Thanks to a link on John Dixon's blog, I found myself reading through some posts on the Carmarthenshire Planning Problems blog. I came across this:
Pickets and the Prince; Contrast in a Small Town
Driving through Llandovery this morning I was struck by a sharp contrast. Just past the supermarket was a huddle of cold postmen and women, picketing outside the sorting office, trying to preserve their jobs, get few more quid, have better working conditions and whatever else. I expect they would rather be inside working, or off in their vans fending off sheepdogs and wading through mud.
A few hundred yards further on I met a queue of traffic at the level crossing. Normally the wait is about 30 seconds as the single carriage train passes through. This time the wait was longer.
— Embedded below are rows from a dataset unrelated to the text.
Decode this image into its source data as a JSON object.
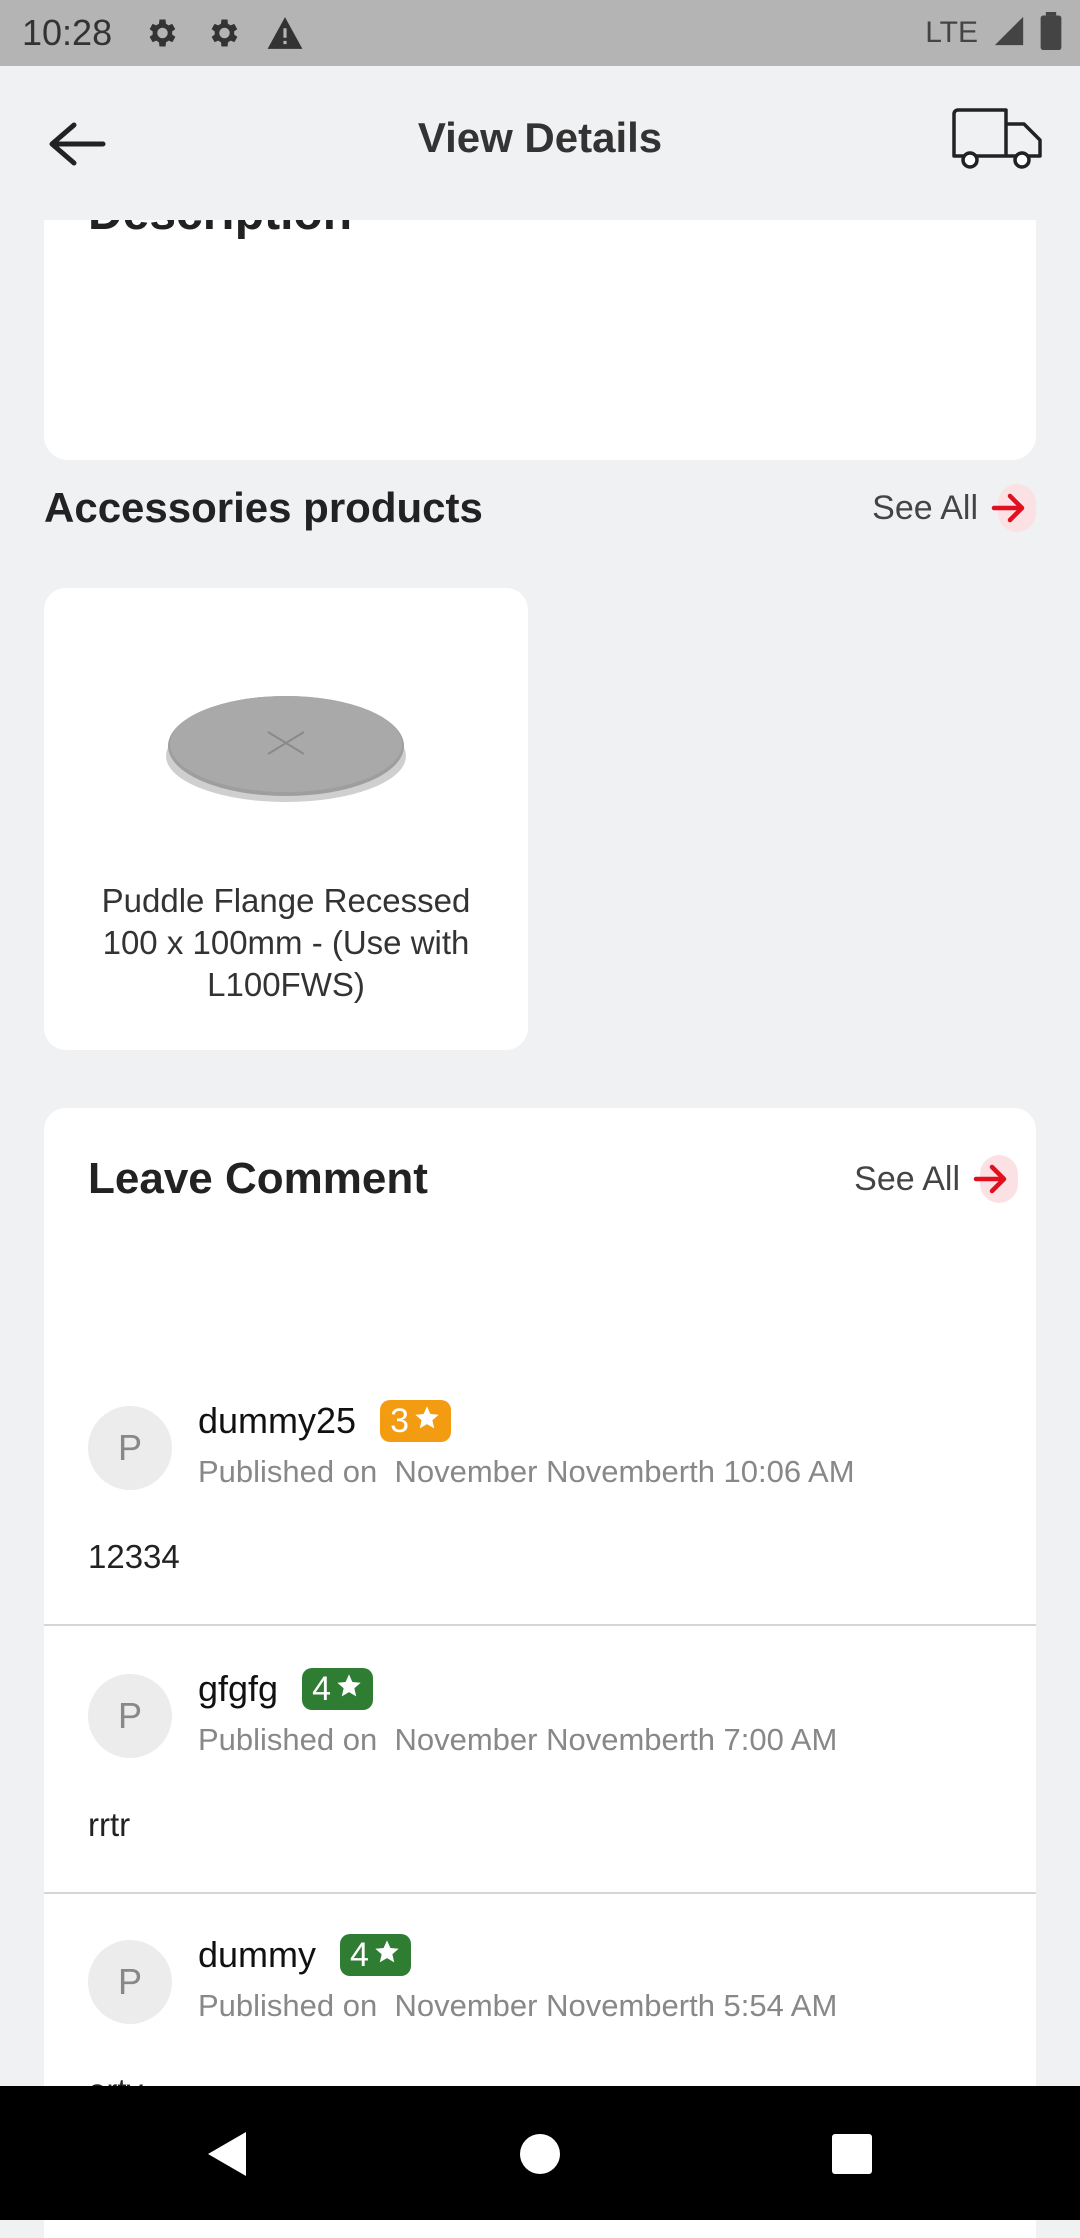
{
  "status_bar": {
    "time": "10:28",
    "network": "LTE",
    "icons": [
      "gear-icon",
      "gear-icon",
      "warning-icon",
      "signal-icon",
      "battery-icon"
    ]
  },
  "app_bar": {
    "title": "View Details",
    "back_icon": "arrow-left-icon",
    "truck_icon": "truck-icon"
  },
  "description": {
    "title": "Description"
  },
  "accessories": {
    "title": "Accessories products",
    "see_all": "See All",
    "products": [
      {
        "name": "Puddle Flange Recessed 100 x 100mm - (Use with L100FWS)"
      }
    ]
  },
  "comments": {
    "title": "Leave Comment",
    "see_all": "See All",
    "items": [
      {
        "avatar": "P",
        "name": "dummy25",
        "rating": "3",
        "badge_color": "#f39c12",
        "published_label": "Published on",
        "date": "November Novemberth 10:06 AM",
        "text": "12334"
      },
      {
        "avatar": "P",
        "name": "gfgfg",
        "rating": "4",
        "badge_color": "#2e7d32",
        "published_label": "Published on",
        "date": "November Novemberth 7:00 AM",
        "text": "rrtr"
      },
      {
        "avatar": "P",
        "name": "dummy",
        "rating": "4",
        "badge_color": "#2e7d32",
        "published_label": "Published on",
        "date": "November Novemberth 5:54 AM",
        "text": "erty"
      }
    ]
  },
  "colors": {
    "accent": "#e0101e",
    "background": "#f0f1f3"
  }
}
Then I realised it was the 'Royal Train', eight or more carriages long (I couldn't tell exactly as it seemed to stretch the entire length of Llandovery).
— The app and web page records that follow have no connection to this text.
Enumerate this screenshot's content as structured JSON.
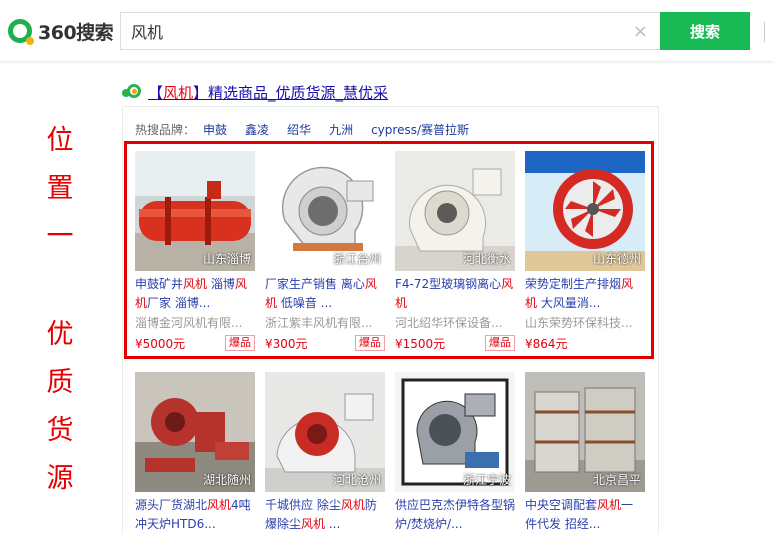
{
  "header": {
    "logo_text": "360搜索",
    "search_value": "风机",
    "clear_icon": "×",
    "search_button": "搜索"
  },
  "side_text": {
    "line1": [
      "位",
      "置",
      "一"
    ],
    "line2": [
      "优",
      "质",
      "货",
      "源"
    ]
  },
  "ad": {
    "title_prefix": "【",
    "title_keyword": "风机",
    "title_rest": "】精选商品_优质货源_慧优采"
  },
  "brands": {
    "label": "热搜品牌：",
    "items": [
      "申鼓",
      "鑫凌",
      "绍华",
      "九洲",
      "cypress/赛普拉斯"
    ]
  },
  "products_row1": [
    {
      "loc": "山东淄博",
      "t1": "申鼓矿井",
      "k1": "风机",
      "t2": " 淄博",
      "k2": "风机",
      "t3": "厂家 淄博...",
      "shop": "淄博金河风机有限...",
      "price": "¥5000元",
      "tag": "爆品"
    },
    {
      "loc": "浙江台州",
      "t1": "厂家生产销售 离心",
      "k1": "风机",
      "t2": " 低噪音 ...",
      "k2": "",
      "t3": "",
      "shop": "浙江紫丰风机有限...",
      "price": "¥300元",
      "tag": "爆品"
    },
    {
      "loc": "河北衡水",
      "t1": "F4-72型玻璃钢离心",
      "k1": "风机",
      "t2": "",
      "k2": "",
      "t3": "",
      "shop": "河北绍华环保设备...",
      "price": "¥1500元",
      "tag": "爆品"
    },
    {
      "loc": "山东德州",
      "t1": "荣势定制生产排烟",
      "k1": "风机",
      "t2": " 大风量消...",
      "k2": "",
      "t3": "",
      "shop": "山东荣势环保科技...",
      "price": "¥864元",
      "tag": ""
    }
  ],
  "products_row2": [
    {
      "loc": "湖北随州",
      "t1": "源头厂货湖北",
      "k1": "风机",
      "t2": "4吨冲天炉HTD6...",
      "k2": "",
      "t3": ""
    },
    {
      "loc": "河北沧州",
      "t1": "千城供应 除尘",
      "k1": "风机",
      "t2": "防爆除尘",
      "k2": "风机",
      "t3": " ..."
    },
    {
      "loc": "浙江宁波",
      "t1": "供应巴克杰伊特各型锅炉/焚烧炉/...",
      "k1": "",
      "t2": "",
      "k2": "",
      "t3": ""
    },
    {
      "loc": "北京昌平",
      "t1": "中央空调配套",
      "k1": "风机",
      "t2": "一件代发 招经...",
      "k2": "",
      "t3": ""
    }
  ],
  "colors": {
    "accent_green": "#19b955",
    "highlight_red": "#e40000",
    "link_blue": "#2a3fae"
  }
}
How bizarre, why on earth is this enormous train needed to transport one man, Prince Charles? The massed police presence, complete with helicopter, enures a continuing royal carbon footprint roughly the size of Wales. It rather cancels out the noble efforts of the 'organic' mattress factory he went to visit.
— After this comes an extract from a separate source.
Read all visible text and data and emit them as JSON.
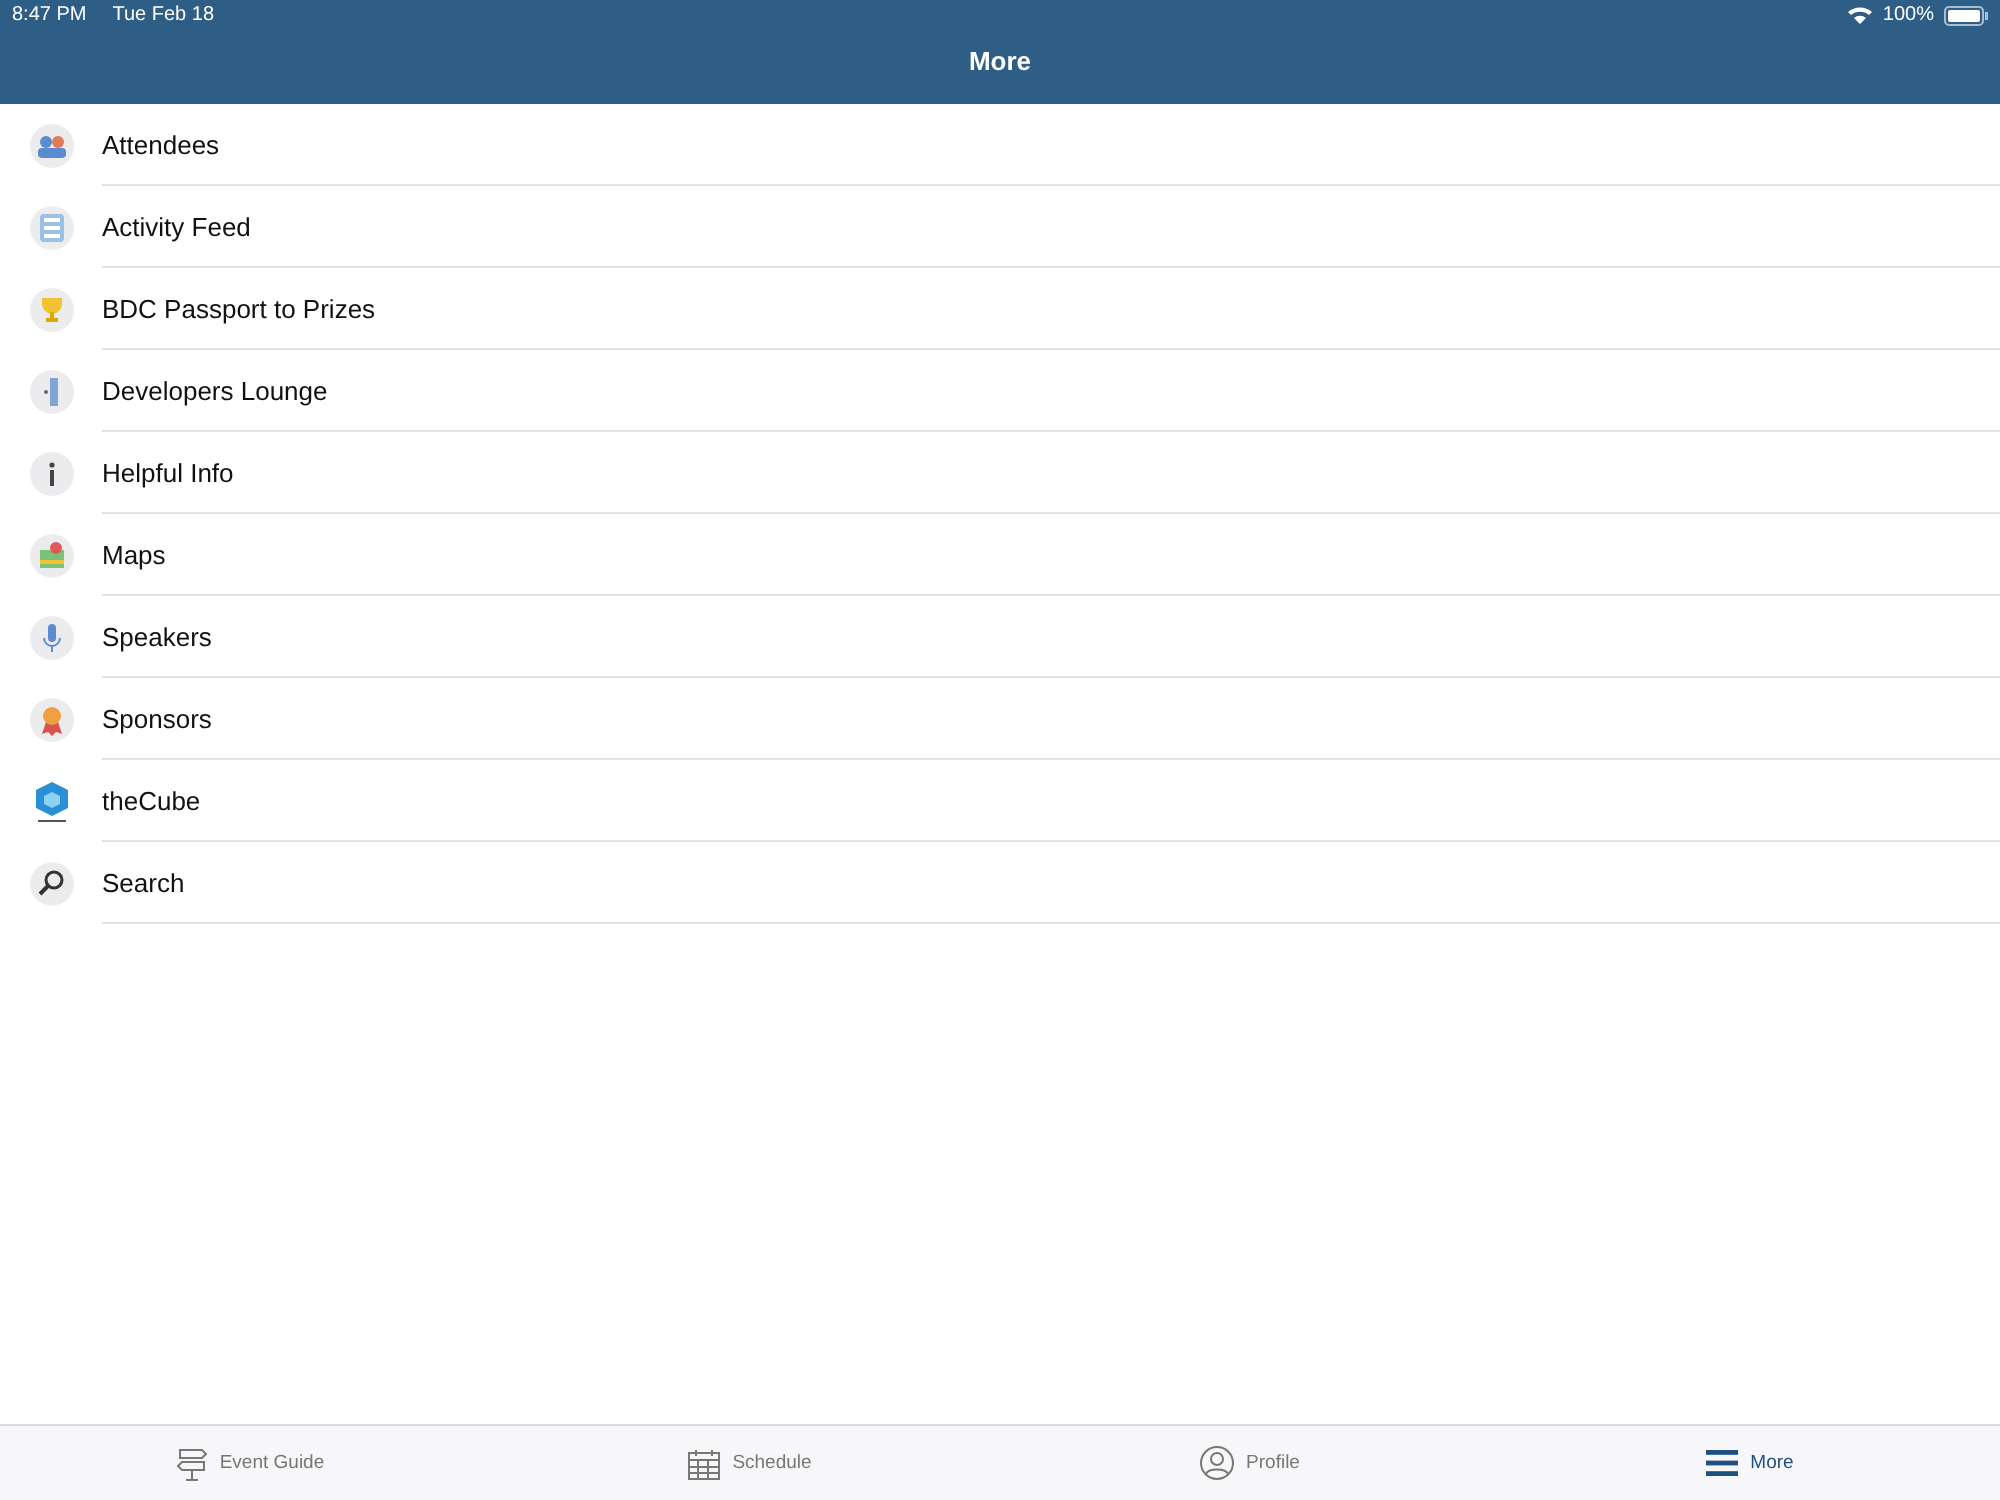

I simply smiled and thought nothing more of it ... until, by some wonderful quirk of serendipity, I saw this in the Times:
Sporting 'anonymous' headscarf, Queen catches the 10.45 to Kings Lynn
It is a relatively little known fact that when the Queen travels to Norfolk for her Christmas break, she travels by scheduled train.
... it is a regular service used by regular passengers. No helicopters for her, or chartered flights. Although this has been her chosen mode of Christmas travel for a few years now, this was the first year that Buckingham Palace has allowed the press to take a photographic record of the event.
I have to admit that the woman has gone up in my estimation. I certainly don't believe in a monarchy, but if that's what people want it is certainly better to have a monarch who behaves in this way than a successor who behaves in the way he does.
Whatever the opinions of the current Head of State are, she manages to do a fairly good job of keeping them to herself. That at least makes the unfairness of a hereditary Head of State bearable. Her son, in complete contrast, can't help but make his opinions known on any subject that enters his head ... and, much worse, seeks to use a position that he hasn't earned and has done nothing to deserve to influence political decisions. He's done it repeatedly in the past, and he's still doing it now. There is no place for that in a democracy.
So I wish his mother a long and happy life ... at least into the early 2020s, by which time I fully expect we will have decided to be an independent nation. When we've done that, we'll be in a position to decide what sort of Head of State we want. The Black Prince had a certain ring to it, and the Black Adder was at least funny ... but the Black Spider! Do we have so little self-respect?